- **Work to complete**
Each of the records below must be reproduced exactly.

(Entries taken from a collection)
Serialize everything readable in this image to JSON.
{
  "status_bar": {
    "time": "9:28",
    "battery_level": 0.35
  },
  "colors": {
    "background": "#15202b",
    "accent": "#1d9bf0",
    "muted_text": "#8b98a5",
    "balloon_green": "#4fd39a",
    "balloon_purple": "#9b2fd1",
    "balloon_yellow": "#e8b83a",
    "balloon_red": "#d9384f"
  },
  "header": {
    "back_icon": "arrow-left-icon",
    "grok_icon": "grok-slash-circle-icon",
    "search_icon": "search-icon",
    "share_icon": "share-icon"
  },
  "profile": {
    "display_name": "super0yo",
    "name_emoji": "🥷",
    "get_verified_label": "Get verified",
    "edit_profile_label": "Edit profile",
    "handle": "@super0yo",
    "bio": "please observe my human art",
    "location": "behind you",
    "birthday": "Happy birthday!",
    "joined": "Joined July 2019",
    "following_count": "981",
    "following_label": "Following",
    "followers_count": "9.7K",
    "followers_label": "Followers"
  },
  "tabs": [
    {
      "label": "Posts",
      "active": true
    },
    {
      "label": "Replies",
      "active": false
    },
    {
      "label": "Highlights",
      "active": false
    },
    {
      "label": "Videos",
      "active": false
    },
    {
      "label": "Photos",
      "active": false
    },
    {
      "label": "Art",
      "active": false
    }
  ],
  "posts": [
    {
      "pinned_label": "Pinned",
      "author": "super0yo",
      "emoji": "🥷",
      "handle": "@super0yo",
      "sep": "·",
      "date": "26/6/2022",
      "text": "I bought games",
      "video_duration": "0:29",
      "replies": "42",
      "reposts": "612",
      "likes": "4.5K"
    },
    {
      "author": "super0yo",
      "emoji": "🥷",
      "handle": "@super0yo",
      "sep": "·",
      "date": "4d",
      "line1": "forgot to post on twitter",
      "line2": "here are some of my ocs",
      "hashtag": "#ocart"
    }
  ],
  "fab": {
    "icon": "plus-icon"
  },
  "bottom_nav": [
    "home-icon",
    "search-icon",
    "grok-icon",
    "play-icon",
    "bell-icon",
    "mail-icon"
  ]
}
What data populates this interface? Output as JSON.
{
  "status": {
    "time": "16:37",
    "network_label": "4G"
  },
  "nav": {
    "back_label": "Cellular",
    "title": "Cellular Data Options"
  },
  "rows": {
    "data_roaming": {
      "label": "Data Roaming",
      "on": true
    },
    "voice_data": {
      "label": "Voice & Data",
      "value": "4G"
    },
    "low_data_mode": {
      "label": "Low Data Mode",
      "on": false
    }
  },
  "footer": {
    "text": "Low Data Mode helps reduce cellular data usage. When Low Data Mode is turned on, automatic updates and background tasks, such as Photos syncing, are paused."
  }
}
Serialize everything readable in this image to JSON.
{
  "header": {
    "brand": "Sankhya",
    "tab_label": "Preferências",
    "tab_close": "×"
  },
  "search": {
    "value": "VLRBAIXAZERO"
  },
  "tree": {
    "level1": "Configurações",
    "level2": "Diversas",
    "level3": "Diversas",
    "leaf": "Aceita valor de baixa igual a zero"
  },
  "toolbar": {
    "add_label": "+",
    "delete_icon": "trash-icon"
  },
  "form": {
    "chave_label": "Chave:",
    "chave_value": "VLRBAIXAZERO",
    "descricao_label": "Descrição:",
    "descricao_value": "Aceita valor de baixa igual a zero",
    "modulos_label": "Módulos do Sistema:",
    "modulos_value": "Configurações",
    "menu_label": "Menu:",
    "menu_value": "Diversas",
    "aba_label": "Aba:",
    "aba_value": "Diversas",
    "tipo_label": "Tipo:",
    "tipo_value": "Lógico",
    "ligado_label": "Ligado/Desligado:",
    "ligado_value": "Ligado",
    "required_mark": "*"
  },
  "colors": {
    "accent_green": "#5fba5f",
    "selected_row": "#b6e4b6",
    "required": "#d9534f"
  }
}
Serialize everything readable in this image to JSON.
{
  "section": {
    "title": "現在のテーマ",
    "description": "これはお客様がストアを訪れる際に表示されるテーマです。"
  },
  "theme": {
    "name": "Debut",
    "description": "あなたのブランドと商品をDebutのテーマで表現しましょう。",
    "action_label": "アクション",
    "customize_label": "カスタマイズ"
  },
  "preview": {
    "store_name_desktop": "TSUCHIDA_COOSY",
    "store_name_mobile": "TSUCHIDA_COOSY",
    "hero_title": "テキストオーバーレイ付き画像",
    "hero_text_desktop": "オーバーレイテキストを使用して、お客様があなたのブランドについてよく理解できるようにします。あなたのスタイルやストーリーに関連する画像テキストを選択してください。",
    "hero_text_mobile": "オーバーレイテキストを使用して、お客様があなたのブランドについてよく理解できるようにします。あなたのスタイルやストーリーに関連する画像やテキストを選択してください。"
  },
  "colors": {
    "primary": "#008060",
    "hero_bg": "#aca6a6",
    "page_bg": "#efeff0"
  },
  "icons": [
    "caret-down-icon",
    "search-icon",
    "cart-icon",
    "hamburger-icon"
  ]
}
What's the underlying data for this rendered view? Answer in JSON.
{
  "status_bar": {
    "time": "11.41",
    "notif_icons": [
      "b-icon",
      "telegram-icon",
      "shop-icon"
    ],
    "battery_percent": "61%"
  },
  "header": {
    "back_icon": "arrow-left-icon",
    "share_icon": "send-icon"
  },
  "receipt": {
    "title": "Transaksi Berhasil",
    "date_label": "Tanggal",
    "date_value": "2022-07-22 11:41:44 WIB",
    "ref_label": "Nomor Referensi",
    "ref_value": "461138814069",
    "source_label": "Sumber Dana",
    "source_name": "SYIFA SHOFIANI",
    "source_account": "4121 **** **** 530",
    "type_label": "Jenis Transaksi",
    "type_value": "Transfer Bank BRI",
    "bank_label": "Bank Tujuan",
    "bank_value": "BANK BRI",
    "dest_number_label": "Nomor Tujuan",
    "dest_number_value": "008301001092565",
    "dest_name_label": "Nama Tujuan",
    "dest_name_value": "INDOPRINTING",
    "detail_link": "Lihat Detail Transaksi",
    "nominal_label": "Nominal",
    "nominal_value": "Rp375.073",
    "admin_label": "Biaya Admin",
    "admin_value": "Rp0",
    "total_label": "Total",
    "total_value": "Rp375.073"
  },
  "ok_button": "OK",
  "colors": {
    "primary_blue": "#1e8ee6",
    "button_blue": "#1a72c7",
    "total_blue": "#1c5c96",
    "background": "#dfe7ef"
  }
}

- **Response to the task**
Serialize everything readable in this image to JSON.
{
  "status_bar": {
    "time": "9:28",
    "battery_level": 0.35
  },
  "colors": {
    "background": "#15202b",
    "accent": "#1d9bf0",
    "muted_text": "#8b98a5",
    "balloon_green": "#4fd39a",
    "balloon_purple": "#9b2fd1",
    "balloon_yellow": "#e8b83a",
    "balloon_red": "#d9384f"
  },
  "header": {
    "back_icon": "arrow-left-icon",
    "grok_icon": "grok-slash-circle-icon",
    "search_icon": "search-icon",
    "share_icon": "share-icon"
  },
  "profile": {
    "display_name": "super0yo",
    "name_emoji": "🥷",
    "get_verified_label": "Get verified",
    "edit_profile_label": "Edit profile",
    "handle": "@super0yo",
    "bio": "please observe my human art",
    "location": "behind you",
    "birthday": "Happy birthday!",
    "joined": "Joined July 2019",
    "following_count": "981",
    "following_label": "Following",
    "followers_count": "9.7K",
    "followers_label": "Followers"
  },
  "tabs": [
    {
      "label": "Posts",
      "active": true
    },
    {
      "label": "Replies",
      "active": false
    },
    {
      "label": "Highlights",
      "active": false
    },
    {
      "label": "Videos",
      "active": false
    },
    {
      "label": "Photos",
      "active": false
    },
    {
      "label": "Art",
      "active": false
    }
  ],
  "posts": [
    {
      "pinned_label": "Pinned",
      "author": "super0yo",
      "emoji": "🥷",
      "handle": "@super0yo",
      "sep": "·",
      "date": "26/6/2022",
      "text": "I bought games",
      "video_duration": "0:29",
      "replies": "42",
      "reposts": "612",
      "likes": "4.5K"
    },
    {
      "author": "super0yo",
      "emoji": "🥷",
      "handle": "@super0yo",
      "sep": "·",
      "date": "4d",
      "line1": "forgot to post on twitter",
      "line2": "here are some of my ocs",
      "hashtag": "#ocart"
    }
  ],
  "fab": {
    "icon": "plus-icon"
  },
  "bottom_nav": [
    "home-icon",
    "search-icon",
    "grok-icon",
    "play-icon",
    "bell-icon",
    "mail-icon"
  ]
}
What data populates this interface? Output as JSON.
{
  "status": {
    "time": "16:37",
    "network_label": "4G"
  },
  "nav": {
    "back_label": "Cellular",
    "title": "Cellular Data Options"
  },
  "rows": {
    "data_roaming": {
      "label": "Data Roaming",
      "on": true
    },
    "voice_data": {
      "label": "Voice & Data",
      "value": "4G"
    },
    "low_data_mode": {
      "label": "Low Data Mode",
      "on": false
    }
  },
  "footer": {
    "text": "Low Data Mode helps reduce cellular data usage. When Low Data Mode is turned on, automatic updates and background tasks, such as Photos syncing, are paused."
  }
}
Serialize everything readable in this image to JSON.
{
  "header": {
    "brand": "Sankhya",
    "tab_label": "Preferências",
    "tab_close": "×"
  },
  "search": {
    "value": "VLRBAIXAZERO"
  },
  "tree": {
    "level1": "Configurações",
    "level2": "Diversas",
    "level3": "Diversas",
    "leaf": "Aceita valor de baixa igual a zero"
  },
  "toolbar": {
    "add_label": "+",
    "delete_icon": "trash-icon"
  },
  "form": {
    "chave_label": "Chave:",
    "chave_value": "VLRBAIXAZERO",
    "descricao_label": "Descrição:",
    "descricao_value": "Aceita valor de baixa igual a zero",
    "modulos_label": "Módulos do Sistema:",
    "modulos_value": "Configurações",
    "menu_label": "Menu:",
    "menu_value": "Diversas",
    "aba_label": "Aba:",
    "aba_value": "Diversas",
    "tipo_label": "Tipo:",
    "tipo_value": "Lógico",
    "ligado_label": "Ligado/Desligado:",
    "ligado_value": "Ligado",
    "required_mark": "*"
  },
  "colors": {
    "accent_green": "#5fba5f",
    "selected_row": "#b6e4b6",
    "required": "#d9534f"
  }
}
Serialize everything readable in this image to JSON.
{
  "section": {
    "title": "現在のテーマ",
    "description": "これはお客様がストアを訪れる際に表示されるテーマです。"
  },
  "theme": {
    "name": "Debut",
    "description": "あなたのブランドと商品をDebutのテーマで表現しましょう。",
    "action_label": "アクション",
    "customize_label": "カスタマイズ"
  },
  "preview": {
    "store_name_desktop": "TSUCHIDA_COOSY",
    "store_name_mobile": "TSUCHIDA_COOSY",
    "hero_title": "テキストオーバーレイ付き画像",
    "hero_text_desktop": "オーバーレイテキストを使用して、お客様があなたのブランドについてよく理解できるようにします。あなたのスタイルやストーリーに関連する画像テキストを選択してください。",
    "hero_text_mobile": "オーバーレイテキストを使用して、お客様があなたのブランドについてよく理解できるようにします。あなたのスタイルやストーリーに関連する画像やテキストを選択してください。"
  },
  "colors": {
    "primary": "#008060",
    "hero_bg": "#aca6a6",
    "page_bg": "#efeff0"
  },
  "icons": [
    "caret-down-icon",
    "search-icon",
    "cart-icon",
    "hamburger-icon"
  ]
}
What's the underlying data for this rendered view? Answer in JSON.
{
  "status_bar": {
    "time": "11.41",
    "notif_icons": [
      "b-icon",
      "telegram-icon",
      "shop-icon"
    ],
    "battery_percent": "61%"
  },
  "header": {
    "back_icon": "arrow-left-icon",
    "share_icon": "send-icon"
  },
  "receipt": {
    "title": "Transaksi Berhasil",
    "date_label": "Tanggal",
    "date_value": "2022-07-22 11:41:44 WIB",
    "ref_label": "Nomor Referensi",
    "ref_value": "461138814069",
    "source_label": "Sumber Dana",
    "source_name": "SYIFA SHOFIANI",
    "source_account": "4121 **** **** 530",
    "type_label": "Jenis Transaksi",
    "type_value": "Transfer Bank BRI",
    "bank_label": "Bank Tujuan",
    "bank_value": "BANK BRI",
    "dest_number_label": "Nomor Tujuan",
    "dest_number_value": "008301001092565",
    "dest_name_label": "Nama Tujuan",
    "dest_name_value": "INDOPRINTING",
    "detail_link": "Lihat Detail Transaksi",
    "nominal_label": "Nominal",
    "nominal_value": "Rp375.073",
    "admin_label": "Biaya Admin",
    "admin_value": "Rp0",
    "total_label": "Total",
    "total_value": "Rp375.073"
  },
  "ok_button": "OK",
  "colors": {
    "primary_blue": "#1e8ee6",
    "button_blue": "#1a72c7",
    "total_blue": "#1c5c96",
    "background": "#dfe7ef"
  }
}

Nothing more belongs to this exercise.